# In-depth comparison between the optimization algorithms implemented

On this post I am going to show a comparison between the different optimization algorithms implemented till now in CTLearn, all of them applied to the same telescope and with the same configuration. This is useful to find the similarities and differences between optimization methods, as well as check their performances in terms of metric improvements, exploration and exploitation of the hyperparameter space, rate of convergence, improvement trends, etc.

To begin with, the configuration of the optimization runs performed is shown below:

- Metric optimized: AUC
- Number of random evaluations: 20
- Model optimized: single_tel
- Telescope optimized: MST NectarCam
- Iterations performed: 100
- The remaining options have been set to their default values.

In addition, the space of hyperparameters to optimize is the following:

- Number of filters in layer 1: [16, 64]
- Number of filters in layer 2: [16, 128]
- Number of filters in layer 3: [16, 256]
- Number of filters in layer 4: [16, 512]
- Kernel size of layer 1: [2,10]
- Kernel size of layer 2: [2,10]
- Kernel size of layer 3: [2,10]
- Kernel size of layer 4: [2,10].

On the other hand, four different optimization algorithms have been tested:

- Tree parzen estimators based bayesian optimization.
- Gaussian processes based bayesian optimization.
- Random forests based bayesian optimization.
- Gradient boosted trees based bayesian optimization.

A more detailed description of these methods can be found on my previus post. The results obtained are displayed below:

We can see that the greatest improvement in the metric optimized (AUC - ROC) has been obtained by the tree parzen estimators optimization algorithm, followed by the gaussian processes method and the gradient boosted trees method, which algo gets the biggest improvement in accuracy. The random forest algorithm is by far the worst performer, besides, it obtains its best results in iteration 12, while the remaining algorithms get their greatest improvements in the last iterations; this means that the former doesn’t take advantage of an improved surrogate that should get closer to the actual objective functions as the optimization process moves on.

The best hyperparameter sets obtained by the various algorithms differ, they don’t lead to the same results:

We can also plot the evolution of the metrics versus the iterations of the optimization algorithms:

We can check that the trend of the values of the metrics obtained by the algorithms is positive in the tree parzen estimators and gaussian processes cases, while it is slightly negative for the random forests method and quite negative for the gradient boosted trees algorithm. This may be due to a greater tendency to explore the space of hyperparameters in the latter method.

It is interesting to visualize the progress of the optimization algorithms by showing the best to date result at each iteration:

It is shown that the fastest convergence is achieved by the tree parzen estimator method, closely followed by the gaussian processes and gradient boosted trees methods, remaining the random forests algorithm as the worst in terms of rate of convergence.
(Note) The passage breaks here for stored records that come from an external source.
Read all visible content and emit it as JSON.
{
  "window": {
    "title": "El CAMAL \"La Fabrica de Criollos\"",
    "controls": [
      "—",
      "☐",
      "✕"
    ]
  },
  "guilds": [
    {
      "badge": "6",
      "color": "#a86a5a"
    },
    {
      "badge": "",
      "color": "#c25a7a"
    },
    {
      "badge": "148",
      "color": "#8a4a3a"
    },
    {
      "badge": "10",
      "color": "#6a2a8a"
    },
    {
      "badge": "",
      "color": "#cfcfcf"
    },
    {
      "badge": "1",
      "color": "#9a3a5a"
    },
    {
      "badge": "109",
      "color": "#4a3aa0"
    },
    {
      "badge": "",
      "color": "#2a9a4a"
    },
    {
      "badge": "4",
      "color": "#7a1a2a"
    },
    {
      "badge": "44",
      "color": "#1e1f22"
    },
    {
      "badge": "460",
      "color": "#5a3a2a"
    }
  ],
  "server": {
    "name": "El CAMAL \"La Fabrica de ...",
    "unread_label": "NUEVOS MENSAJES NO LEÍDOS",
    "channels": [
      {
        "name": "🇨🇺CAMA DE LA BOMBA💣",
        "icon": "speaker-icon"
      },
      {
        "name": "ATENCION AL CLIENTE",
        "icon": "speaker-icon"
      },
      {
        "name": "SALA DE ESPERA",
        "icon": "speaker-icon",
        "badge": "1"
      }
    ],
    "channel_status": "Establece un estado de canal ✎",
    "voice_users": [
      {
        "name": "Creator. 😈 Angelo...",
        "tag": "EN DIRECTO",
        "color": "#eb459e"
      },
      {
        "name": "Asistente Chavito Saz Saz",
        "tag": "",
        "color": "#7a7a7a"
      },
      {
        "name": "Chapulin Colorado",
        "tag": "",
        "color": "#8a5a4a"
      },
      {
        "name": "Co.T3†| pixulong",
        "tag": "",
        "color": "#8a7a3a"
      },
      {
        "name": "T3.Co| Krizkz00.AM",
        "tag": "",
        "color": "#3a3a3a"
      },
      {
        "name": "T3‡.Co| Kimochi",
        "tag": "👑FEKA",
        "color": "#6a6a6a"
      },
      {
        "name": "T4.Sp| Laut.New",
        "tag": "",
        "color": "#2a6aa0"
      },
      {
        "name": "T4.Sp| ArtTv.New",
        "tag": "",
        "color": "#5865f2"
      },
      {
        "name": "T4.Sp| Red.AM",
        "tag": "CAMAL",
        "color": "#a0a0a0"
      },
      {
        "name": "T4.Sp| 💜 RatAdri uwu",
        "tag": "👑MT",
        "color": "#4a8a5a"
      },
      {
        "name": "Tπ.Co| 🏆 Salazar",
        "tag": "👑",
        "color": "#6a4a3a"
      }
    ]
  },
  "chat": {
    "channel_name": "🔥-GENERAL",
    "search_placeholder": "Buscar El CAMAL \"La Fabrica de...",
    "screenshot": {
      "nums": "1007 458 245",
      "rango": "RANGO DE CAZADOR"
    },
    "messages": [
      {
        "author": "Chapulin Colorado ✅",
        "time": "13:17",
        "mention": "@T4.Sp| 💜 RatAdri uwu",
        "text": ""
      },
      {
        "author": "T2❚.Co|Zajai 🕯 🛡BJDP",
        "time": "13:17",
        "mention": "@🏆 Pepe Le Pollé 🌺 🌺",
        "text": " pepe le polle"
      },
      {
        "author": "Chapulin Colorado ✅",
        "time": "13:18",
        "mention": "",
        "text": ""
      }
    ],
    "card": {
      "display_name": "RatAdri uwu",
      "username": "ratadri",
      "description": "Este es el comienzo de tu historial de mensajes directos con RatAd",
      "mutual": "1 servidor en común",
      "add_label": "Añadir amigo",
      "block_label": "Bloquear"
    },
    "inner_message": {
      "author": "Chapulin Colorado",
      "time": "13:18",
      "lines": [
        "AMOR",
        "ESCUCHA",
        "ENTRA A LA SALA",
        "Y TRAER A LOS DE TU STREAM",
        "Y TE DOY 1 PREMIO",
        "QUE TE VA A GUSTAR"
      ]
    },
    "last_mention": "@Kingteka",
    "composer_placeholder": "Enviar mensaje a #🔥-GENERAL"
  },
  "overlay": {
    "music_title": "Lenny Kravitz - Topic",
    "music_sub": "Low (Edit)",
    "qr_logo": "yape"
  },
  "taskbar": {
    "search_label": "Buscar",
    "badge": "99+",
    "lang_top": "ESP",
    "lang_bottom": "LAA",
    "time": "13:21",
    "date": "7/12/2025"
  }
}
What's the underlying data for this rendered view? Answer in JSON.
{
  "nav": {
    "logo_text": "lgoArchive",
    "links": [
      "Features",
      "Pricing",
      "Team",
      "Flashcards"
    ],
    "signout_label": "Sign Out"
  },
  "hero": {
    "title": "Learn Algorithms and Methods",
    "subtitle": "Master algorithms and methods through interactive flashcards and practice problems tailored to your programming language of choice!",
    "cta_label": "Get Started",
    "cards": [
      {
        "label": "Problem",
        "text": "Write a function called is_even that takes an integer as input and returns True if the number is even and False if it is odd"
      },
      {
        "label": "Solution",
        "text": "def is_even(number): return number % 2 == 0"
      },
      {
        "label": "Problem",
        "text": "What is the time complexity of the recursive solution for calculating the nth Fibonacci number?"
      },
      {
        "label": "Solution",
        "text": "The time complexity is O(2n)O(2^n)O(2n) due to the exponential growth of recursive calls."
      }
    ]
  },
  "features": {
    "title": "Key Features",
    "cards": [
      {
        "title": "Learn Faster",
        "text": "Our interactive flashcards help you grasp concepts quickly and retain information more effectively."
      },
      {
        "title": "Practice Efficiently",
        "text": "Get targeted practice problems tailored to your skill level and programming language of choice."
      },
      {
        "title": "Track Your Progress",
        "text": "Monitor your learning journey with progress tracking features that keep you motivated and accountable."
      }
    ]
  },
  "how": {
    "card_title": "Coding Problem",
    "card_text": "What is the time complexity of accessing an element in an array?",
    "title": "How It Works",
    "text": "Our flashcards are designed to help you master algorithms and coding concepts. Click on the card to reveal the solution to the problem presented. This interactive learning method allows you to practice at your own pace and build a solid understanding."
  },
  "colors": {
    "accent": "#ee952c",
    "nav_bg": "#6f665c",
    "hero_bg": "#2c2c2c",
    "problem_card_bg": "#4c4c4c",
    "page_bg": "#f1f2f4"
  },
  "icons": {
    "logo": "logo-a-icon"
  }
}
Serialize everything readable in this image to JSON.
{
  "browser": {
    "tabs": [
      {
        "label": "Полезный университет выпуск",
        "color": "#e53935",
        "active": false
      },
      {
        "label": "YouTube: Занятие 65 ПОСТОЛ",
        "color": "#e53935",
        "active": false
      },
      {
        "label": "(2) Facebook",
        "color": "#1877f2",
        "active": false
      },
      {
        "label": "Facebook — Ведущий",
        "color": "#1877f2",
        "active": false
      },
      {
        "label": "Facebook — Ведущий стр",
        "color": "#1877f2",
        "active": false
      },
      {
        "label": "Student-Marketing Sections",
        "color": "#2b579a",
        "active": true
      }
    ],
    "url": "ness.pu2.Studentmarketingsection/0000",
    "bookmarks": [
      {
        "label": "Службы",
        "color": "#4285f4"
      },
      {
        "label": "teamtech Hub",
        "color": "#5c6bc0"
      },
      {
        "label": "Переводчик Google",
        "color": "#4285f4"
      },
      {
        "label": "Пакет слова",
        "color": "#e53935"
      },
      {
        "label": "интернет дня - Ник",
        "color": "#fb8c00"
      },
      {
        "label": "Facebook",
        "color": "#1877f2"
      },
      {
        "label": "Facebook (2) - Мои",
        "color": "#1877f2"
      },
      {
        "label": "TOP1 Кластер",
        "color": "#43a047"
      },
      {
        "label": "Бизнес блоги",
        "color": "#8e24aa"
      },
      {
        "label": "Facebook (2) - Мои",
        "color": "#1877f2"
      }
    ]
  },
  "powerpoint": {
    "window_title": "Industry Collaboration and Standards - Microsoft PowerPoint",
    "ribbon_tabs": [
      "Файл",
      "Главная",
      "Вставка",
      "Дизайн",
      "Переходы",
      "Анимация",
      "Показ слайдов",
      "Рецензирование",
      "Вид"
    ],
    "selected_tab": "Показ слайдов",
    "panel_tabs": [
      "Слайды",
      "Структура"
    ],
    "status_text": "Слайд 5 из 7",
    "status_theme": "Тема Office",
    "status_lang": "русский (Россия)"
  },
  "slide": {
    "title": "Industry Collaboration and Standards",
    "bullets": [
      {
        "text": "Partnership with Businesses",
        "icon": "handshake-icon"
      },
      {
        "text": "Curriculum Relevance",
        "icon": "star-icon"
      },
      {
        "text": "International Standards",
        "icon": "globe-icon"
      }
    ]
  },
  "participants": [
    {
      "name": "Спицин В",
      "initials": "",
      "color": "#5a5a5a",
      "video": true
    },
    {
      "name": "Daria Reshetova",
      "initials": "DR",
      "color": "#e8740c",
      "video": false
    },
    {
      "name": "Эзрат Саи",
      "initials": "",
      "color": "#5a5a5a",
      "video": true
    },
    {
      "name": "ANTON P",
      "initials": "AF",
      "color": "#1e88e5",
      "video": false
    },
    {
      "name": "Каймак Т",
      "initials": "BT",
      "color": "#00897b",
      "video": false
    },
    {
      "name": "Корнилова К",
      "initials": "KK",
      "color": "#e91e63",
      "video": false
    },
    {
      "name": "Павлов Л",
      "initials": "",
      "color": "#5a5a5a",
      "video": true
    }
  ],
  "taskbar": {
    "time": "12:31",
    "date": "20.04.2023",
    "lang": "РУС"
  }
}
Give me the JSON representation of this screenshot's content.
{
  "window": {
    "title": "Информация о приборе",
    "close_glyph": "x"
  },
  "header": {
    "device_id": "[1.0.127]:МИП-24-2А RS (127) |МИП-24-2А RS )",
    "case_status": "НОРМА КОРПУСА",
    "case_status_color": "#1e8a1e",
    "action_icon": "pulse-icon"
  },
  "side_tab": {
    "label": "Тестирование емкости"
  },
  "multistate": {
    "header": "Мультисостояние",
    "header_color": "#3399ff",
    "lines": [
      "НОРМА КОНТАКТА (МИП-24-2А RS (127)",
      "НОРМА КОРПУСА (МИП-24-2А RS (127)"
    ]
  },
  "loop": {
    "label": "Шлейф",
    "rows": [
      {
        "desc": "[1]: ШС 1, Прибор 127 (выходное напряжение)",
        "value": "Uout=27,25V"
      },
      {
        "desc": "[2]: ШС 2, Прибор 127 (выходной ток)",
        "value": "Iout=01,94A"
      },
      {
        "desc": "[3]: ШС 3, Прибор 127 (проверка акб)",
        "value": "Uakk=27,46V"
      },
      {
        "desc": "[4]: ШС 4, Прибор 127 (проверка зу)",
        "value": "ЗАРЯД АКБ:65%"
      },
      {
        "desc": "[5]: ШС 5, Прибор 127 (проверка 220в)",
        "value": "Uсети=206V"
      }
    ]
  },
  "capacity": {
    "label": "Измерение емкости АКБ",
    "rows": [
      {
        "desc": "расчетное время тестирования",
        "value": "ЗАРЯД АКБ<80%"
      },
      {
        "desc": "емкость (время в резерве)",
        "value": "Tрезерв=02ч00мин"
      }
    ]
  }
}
Now, we can check the evolution of the searchs performed by the different algorithms, we see the histograms of explored values and, for each pair of hyperparameters, the scatter plot of sampled values is plotted with the evolution represented by color.

We can see that each optimization method converge to certain parts of space that are considered more promising by the algorithm and ,therefore, are explored further. These regions are different for each algorithm.

Finally, the gaussian processes, random forests and gradient boosted trees methods allow to plot the pairwise partial dependece of the objective function for each dimension of the space of hyperparameters:

By making these graphs we can gain intuition into the objective function sensitivity with respect to hyperparameters. This way we can decide which parts of the space may require more fine-grained search and which hyperparameters barely affect the score and can potentially be dropped from the search. For example, we can see from the charts above that the changes in the kernel size of the first layer and in the number of filters in the first and fourth layers almost do not affect the metric score.